Exercise objective:
The required lines are those that contain "Norrøngard"; pull them out of the data and copy them.

Extracted data:
####

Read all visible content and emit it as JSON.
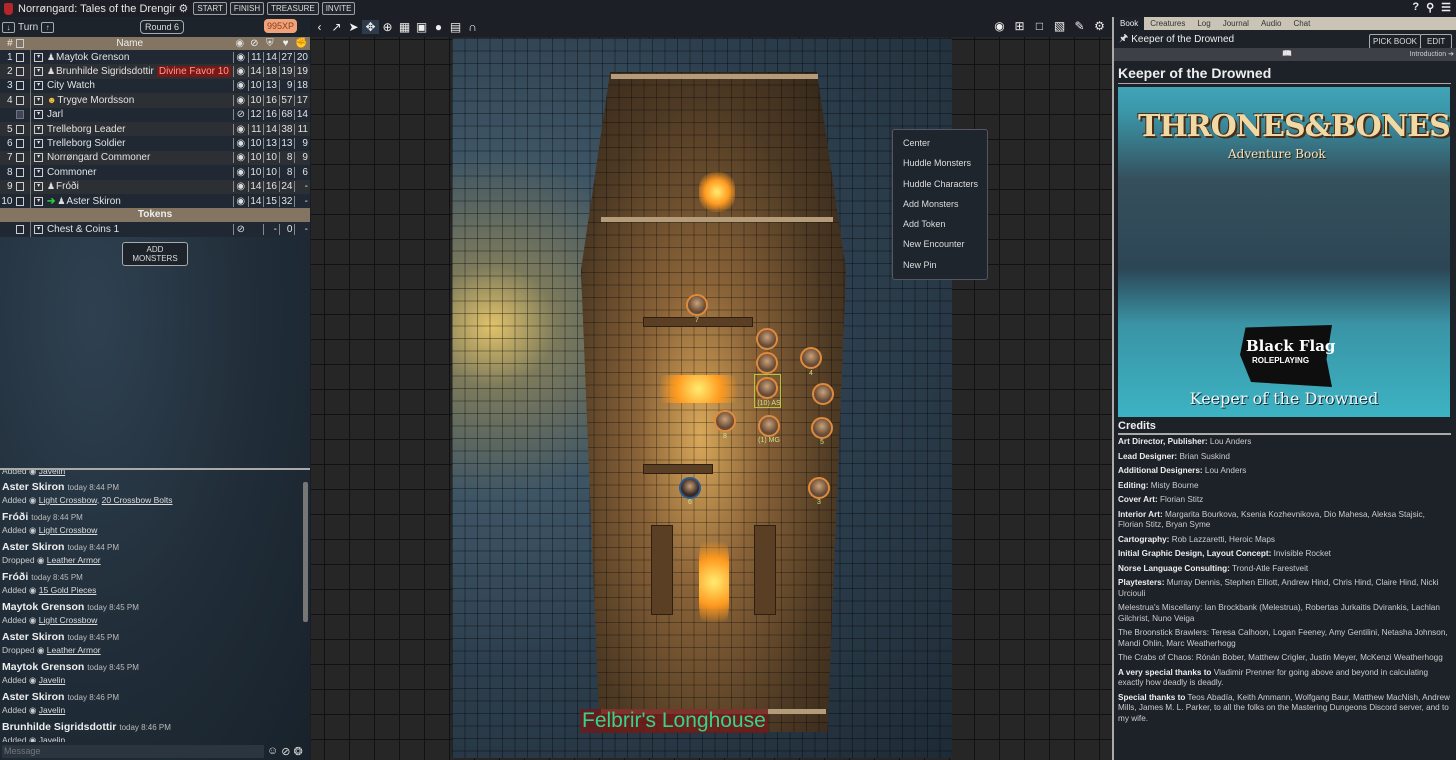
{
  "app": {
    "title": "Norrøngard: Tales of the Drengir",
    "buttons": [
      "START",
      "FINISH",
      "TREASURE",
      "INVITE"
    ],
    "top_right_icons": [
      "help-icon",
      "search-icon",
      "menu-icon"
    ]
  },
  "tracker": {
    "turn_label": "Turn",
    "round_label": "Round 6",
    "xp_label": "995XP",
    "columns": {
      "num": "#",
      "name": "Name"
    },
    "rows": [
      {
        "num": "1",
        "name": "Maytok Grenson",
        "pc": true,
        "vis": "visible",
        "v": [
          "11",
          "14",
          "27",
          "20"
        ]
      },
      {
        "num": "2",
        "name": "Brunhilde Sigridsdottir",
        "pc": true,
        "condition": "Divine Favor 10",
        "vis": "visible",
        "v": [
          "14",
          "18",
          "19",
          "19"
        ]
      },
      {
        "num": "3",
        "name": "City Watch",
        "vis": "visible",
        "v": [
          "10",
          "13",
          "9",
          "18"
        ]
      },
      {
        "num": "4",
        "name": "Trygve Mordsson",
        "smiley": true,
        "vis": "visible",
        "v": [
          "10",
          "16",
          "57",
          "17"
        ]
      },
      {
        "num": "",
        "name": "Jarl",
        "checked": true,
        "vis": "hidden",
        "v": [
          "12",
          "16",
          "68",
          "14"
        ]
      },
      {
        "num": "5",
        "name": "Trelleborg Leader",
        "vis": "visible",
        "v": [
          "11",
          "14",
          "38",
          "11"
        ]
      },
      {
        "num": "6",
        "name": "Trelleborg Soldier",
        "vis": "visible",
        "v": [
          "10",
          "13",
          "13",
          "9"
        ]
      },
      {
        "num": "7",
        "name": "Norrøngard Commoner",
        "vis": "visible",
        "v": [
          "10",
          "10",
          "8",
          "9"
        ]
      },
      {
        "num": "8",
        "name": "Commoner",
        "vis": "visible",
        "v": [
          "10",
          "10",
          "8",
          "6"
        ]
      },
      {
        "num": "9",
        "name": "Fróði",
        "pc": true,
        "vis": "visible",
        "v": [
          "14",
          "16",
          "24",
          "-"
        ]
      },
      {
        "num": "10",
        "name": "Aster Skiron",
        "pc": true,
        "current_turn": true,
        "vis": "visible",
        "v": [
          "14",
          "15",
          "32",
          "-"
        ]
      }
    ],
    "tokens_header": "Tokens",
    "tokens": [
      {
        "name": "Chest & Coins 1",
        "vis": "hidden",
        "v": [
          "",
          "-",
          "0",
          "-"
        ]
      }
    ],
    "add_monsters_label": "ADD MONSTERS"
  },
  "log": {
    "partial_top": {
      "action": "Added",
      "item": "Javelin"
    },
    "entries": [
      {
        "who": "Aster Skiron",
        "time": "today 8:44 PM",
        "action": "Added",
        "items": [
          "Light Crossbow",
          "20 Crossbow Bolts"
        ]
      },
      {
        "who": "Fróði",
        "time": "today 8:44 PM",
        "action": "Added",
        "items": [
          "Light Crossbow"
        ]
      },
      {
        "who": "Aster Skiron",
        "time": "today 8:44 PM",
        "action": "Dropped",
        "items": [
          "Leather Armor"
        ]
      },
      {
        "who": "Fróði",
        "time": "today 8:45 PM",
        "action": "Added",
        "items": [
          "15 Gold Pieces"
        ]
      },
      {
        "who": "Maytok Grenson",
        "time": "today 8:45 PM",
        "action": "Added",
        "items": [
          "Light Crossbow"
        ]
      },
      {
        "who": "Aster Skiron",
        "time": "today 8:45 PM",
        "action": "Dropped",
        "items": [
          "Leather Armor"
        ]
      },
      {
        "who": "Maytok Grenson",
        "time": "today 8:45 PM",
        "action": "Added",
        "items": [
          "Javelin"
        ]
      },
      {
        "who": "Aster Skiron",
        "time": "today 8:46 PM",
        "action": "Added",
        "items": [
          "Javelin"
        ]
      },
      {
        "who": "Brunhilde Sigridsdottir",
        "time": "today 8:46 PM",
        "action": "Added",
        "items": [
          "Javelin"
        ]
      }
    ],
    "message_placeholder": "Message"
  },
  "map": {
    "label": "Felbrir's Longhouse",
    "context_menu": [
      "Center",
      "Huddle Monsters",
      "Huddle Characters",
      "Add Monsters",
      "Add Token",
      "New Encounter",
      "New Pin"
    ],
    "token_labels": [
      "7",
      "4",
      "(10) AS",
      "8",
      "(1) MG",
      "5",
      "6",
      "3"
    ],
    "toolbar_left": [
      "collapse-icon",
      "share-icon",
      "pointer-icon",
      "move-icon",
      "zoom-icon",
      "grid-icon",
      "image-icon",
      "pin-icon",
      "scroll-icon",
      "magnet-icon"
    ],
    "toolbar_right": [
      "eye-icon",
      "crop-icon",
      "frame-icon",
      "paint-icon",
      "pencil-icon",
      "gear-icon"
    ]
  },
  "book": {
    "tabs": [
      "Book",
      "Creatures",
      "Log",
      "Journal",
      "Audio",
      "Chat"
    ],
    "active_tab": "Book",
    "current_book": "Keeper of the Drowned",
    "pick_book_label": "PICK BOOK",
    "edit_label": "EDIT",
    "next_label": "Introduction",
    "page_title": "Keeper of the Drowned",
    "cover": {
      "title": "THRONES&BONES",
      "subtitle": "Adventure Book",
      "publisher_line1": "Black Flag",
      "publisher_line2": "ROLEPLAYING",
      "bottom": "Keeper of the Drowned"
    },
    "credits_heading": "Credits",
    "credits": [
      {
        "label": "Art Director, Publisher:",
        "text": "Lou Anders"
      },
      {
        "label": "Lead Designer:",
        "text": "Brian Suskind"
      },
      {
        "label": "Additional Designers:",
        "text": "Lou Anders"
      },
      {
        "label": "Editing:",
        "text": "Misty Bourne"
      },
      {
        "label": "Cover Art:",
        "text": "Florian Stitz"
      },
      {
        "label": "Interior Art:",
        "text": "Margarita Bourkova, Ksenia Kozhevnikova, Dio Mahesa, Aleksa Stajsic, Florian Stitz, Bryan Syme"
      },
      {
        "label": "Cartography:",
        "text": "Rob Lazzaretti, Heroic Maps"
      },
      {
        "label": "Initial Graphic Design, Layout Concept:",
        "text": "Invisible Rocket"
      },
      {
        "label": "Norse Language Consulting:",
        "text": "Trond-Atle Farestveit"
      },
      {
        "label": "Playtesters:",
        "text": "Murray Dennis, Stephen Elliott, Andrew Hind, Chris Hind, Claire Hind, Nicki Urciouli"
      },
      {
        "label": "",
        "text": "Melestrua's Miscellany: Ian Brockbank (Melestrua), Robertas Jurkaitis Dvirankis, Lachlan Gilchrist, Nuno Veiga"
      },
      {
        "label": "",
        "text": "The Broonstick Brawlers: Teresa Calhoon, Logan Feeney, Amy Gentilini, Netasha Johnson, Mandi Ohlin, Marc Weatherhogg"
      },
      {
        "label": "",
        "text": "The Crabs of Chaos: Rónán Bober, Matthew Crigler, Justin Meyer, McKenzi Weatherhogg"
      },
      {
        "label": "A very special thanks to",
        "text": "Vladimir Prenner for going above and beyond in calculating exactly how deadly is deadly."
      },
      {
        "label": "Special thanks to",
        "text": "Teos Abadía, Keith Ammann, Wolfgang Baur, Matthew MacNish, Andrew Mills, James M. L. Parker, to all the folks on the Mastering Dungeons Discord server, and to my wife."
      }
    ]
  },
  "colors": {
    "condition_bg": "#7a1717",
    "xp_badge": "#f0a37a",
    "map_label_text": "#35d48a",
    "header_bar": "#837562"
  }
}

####

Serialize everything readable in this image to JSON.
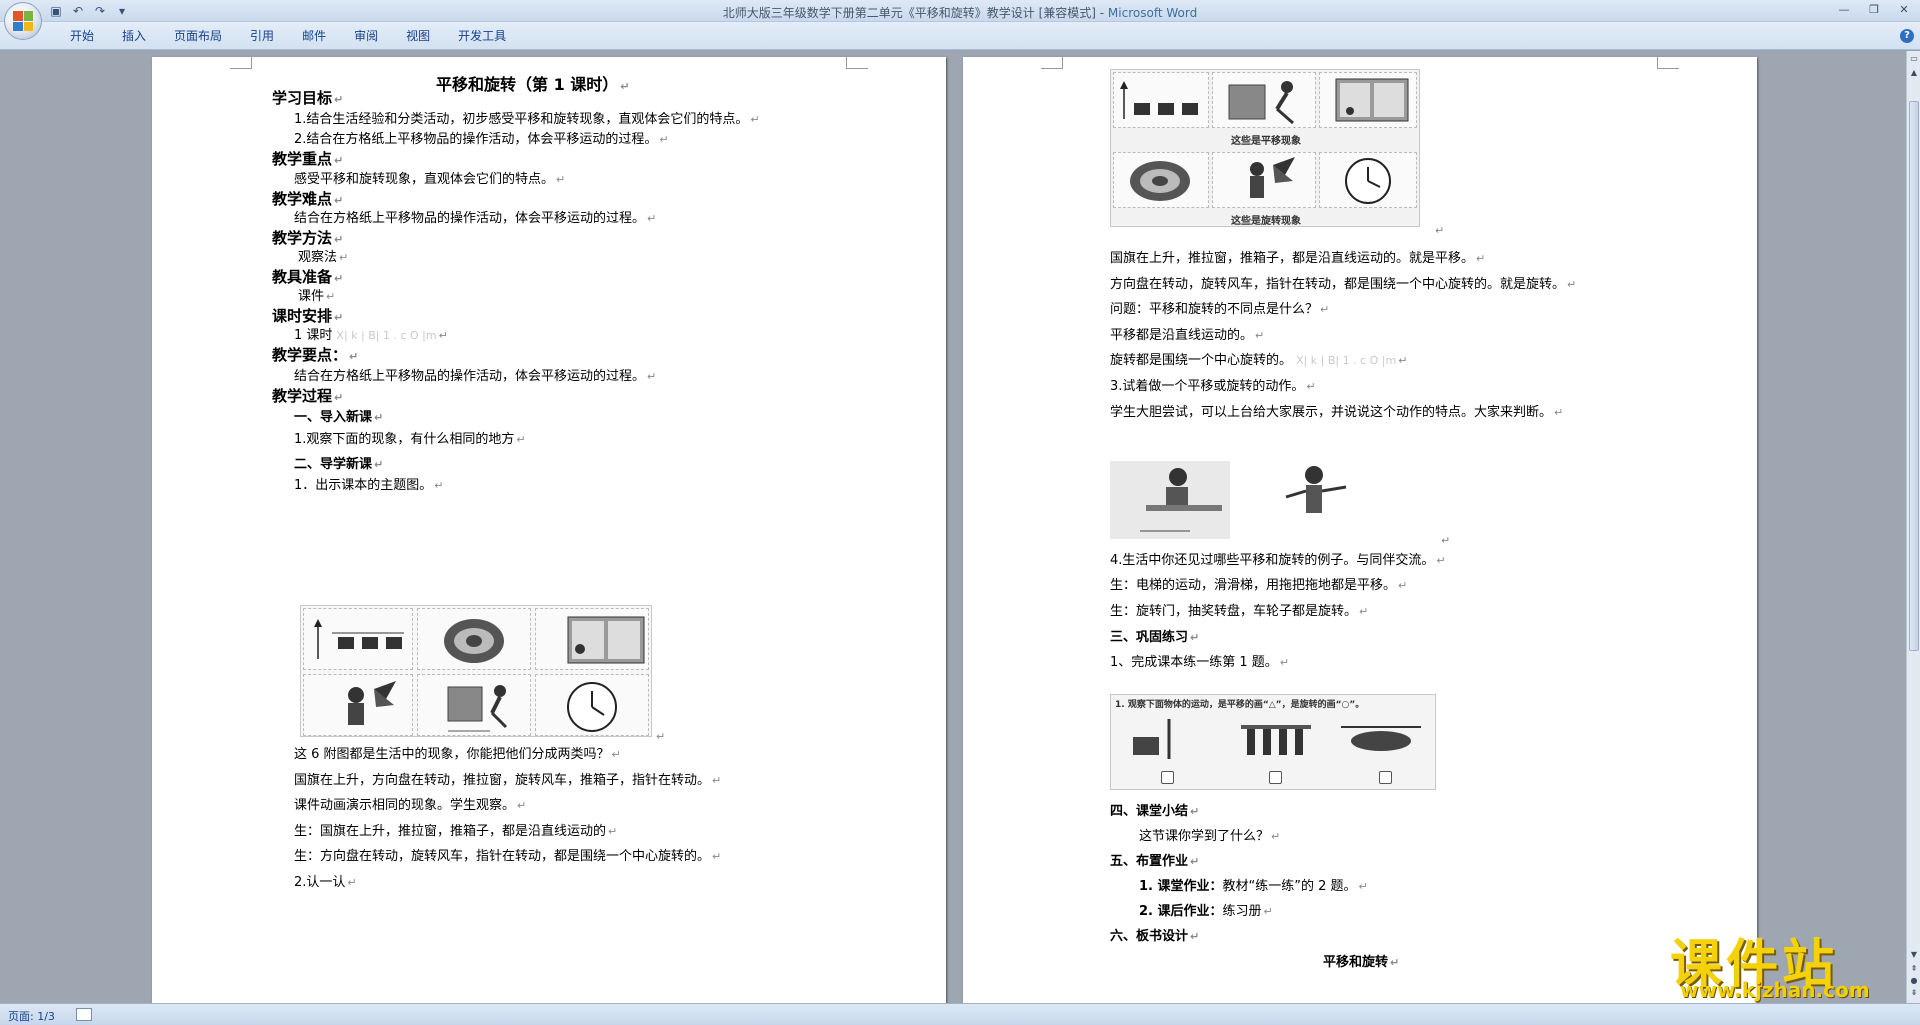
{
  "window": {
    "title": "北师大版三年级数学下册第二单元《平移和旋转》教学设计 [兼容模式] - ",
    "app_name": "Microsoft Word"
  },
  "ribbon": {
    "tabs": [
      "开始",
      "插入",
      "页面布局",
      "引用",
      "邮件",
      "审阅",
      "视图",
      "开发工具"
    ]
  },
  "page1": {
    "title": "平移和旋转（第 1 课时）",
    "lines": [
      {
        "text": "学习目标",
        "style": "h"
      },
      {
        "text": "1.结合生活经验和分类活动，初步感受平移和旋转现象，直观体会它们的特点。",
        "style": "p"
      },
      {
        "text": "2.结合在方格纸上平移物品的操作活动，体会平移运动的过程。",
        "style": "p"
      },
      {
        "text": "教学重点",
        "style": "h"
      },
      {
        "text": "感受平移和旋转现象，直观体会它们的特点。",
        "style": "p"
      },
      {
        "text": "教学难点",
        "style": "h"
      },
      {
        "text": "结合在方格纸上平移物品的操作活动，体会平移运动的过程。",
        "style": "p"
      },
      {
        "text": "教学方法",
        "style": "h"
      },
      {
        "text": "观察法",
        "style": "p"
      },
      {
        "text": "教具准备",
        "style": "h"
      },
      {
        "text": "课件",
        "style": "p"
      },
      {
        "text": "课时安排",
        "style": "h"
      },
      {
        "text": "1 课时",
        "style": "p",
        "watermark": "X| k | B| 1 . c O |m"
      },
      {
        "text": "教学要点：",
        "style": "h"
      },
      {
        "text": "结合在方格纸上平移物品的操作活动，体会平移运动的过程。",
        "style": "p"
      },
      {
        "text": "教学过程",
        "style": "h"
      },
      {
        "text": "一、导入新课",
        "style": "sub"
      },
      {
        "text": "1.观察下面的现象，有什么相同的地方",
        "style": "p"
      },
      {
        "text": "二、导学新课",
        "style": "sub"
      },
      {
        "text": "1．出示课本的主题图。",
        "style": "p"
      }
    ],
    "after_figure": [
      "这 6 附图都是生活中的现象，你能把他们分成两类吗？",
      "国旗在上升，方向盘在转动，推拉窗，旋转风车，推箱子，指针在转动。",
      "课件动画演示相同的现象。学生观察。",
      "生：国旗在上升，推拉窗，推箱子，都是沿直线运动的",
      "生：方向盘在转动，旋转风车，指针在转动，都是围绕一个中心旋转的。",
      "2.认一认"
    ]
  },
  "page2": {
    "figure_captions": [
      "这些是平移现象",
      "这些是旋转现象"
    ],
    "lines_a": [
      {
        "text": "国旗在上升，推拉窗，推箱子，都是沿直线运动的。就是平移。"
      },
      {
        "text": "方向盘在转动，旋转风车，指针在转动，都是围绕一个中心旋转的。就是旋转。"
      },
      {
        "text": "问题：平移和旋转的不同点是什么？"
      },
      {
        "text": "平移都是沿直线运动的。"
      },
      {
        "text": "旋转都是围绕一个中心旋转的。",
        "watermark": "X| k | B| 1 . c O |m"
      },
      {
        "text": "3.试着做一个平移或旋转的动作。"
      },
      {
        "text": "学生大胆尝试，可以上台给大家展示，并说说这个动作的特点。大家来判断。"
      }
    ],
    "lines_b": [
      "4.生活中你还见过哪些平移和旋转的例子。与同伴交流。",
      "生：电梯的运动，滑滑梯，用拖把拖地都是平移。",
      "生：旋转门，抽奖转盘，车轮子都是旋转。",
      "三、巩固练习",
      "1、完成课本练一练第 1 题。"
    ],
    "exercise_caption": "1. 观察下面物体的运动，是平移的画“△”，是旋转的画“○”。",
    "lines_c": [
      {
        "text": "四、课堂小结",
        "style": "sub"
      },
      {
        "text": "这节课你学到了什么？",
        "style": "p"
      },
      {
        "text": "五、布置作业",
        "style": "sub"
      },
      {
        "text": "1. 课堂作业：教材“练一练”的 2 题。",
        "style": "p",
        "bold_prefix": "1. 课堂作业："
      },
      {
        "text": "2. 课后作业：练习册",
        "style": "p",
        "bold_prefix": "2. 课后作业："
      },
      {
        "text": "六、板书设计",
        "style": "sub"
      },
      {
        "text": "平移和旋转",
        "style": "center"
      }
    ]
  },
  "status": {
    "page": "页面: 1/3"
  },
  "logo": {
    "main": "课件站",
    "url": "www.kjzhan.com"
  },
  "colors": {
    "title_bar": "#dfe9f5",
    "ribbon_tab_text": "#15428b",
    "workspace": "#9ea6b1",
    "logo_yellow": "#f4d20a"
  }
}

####

Exercise output:
    "title": "Norrøngard: Tales of the Drengir",
        "name": "Norrøngard Commoner",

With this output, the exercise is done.